▶ **Problem details**
Print out each entry below exactly, please.

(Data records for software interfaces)
===
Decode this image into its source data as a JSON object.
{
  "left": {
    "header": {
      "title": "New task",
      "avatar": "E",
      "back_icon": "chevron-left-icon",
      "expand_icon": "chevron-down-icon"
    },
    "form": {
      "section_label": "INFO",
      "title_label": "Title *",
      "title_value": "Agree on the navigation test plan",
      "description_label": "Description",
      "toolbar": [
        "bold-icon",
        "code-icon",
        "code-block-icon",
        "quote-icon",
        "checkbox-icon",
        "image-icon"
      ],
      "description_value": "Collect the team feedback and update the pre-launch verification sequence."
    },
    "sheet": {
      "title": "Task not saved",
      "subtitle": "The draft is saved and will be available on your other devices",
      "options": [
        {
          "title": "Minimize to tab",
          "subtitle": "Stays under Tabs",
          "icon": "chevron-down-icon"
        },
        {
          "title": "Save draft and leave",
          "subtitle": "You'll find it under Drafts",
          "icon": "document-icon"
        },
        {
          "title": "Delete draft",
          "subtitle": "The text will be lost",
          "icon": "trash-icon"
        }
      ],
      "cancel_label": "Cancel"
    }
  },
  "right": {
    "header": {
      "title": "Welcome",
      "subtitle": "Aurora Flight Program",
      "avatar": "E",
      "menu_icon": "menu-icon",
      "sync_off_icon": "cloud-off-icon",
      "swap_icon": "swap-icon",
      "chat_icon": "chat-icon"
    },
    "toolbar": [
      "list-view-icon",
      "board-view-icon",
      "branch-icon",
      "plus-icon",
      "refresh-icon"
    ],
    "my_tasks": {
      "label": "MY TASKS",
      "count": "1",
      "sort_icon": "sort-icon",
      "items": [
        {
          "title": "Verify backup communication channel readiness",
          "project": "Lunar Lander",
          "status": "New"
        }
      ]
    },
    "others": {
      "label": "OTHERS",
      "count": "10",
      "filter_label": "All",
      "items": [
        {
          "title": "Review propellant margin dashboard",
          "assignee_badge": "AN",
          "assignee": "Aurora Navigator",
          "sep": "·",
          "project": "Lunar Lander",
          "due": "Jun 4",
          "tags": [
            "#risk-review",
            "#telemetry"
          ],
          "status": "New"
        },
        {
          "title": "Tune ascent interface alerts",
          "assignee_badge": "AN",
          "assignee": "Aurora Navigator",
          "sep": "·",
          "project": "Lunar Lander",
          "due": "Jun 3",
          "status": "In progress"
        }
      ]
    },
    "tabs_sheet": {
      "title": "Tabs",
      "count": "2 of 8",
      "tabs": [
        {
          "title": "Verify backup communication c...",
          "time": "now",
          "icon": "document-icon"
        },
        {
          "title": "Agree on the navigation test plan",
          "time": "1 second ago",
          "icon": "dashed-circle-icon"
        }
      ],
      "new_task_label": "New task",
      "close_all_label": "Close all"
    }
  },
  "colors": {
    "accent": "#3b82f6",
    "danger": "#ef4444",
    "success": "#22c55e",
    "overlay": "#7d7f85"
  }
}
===
▶ **Expected answer**
Decode this image into its source data as a JSON object.
{
  "left": {
    "header": {
      "title": "New task",
      "avatar": "E",
      "back_icon": "chevron-left-icon",
      "expand_icon": "chevron-down-icon"
    },
    "form": {
      "section_label": "INFO",
      "title_label": "Title *",
      "title_value": "Agree on the navigation test plan",
      "description_label": "Description",
      "toolbar": [
        "bold-icon",
        "code-icon",
        "code-block-icon",
        "quote-icon",
        "checkbox-icon",
        "image-icon"
      ],
      "description_value": "Collect the team feedback and update the pre-launch verification sequence."
    },
    "sheet": {
      "title": "Task not saved",
      "subtitle": "The draft is saved and will be available on your other devices",
      "options": [
        {
          "title": "Minimize to tab",
          "subtitle": "Stays under Tabs",
          "icon": "chevron-down-icon"
        },
        {
          "title": "Save draft and leave",
          "subtitle": "You'll find it under Drafts",
          "icon": "document-icon"
        },
        {
          "title": "Delete draft",
          "subtitle": "The text will be lost",
          "icon": "trash-icon"
        }
      ],
      "cancel_label": "Cancel"
    }
  },
  "right": {
    "header": {
      "title": "Welcome",
      "subtitle": "Aurora Flight Program",
      "avatar": "E",
      "menu_icon": "menu-icon",
      "sync_off_icon": "cloud-off-icon",
      "swap_icon": "swap-icon",
      "chat_icon": "chat-icon"
    },
    "toolbar": [
      "list-view-icon",
      "board-view-icon",
      "branch-icon",
      "plus-icon",
      "refresh-icon"
    ],
    "my_tasks": {
      "label": "MY TASKS",
      "count": "1",
      "sort_icon": "sort-icon",
      "items": [
        {
          "title": "Verify backup communication channel readiness",
          "project": "Lunar Lander",
          "status": "New"
        }
      ]
    },
    "others": {
      "label": "OTHERS",
      "count": "10",
      "filter_label": "All",
      "items": [
        {
          "title": "Review propellant margin dashboard",
          "assignee_badge": "AN",
          "assignee": "Aurora Navigator",
          "sep": "·",
          "project": "Lunar Lander",
          "due": "Jun 4",
          "tags": [
            "#risk-review",
            "#telemetry"
          ],
          "status": "New"
        },
        {
          "title": "Tune ascent interface alerts",
          "assignee_badge": "AN",
          "assignee": "Aurora Navigator",
          "sep": "·",
          "project": "Lunar Lander",
          "due": "Jun 3",
          "status": "In progress"
        }
      ]
    },
    "tabs_sheet": {
      "title": "Tabs",
      "count": "2 of 8",
      "tabs": [
        {
          "title": "Verify backup communication c...",
          "time": "now",
          "icon": "document-icon"
        },
        {
          "title": "Agree on the navigation test plan",
          "time": "1 second ago",
          "icon": "dashed-circle-icon"
        }
      ],
      "new_task_label": "New task",
      "close_all_label": "Close all"
    }
  },
  "colors": {
    "accent": "#3b82f6",
    "danger": "#ef4444",
    "success": "#22c55e",
    "overlay": "#7d7f85"
  }
}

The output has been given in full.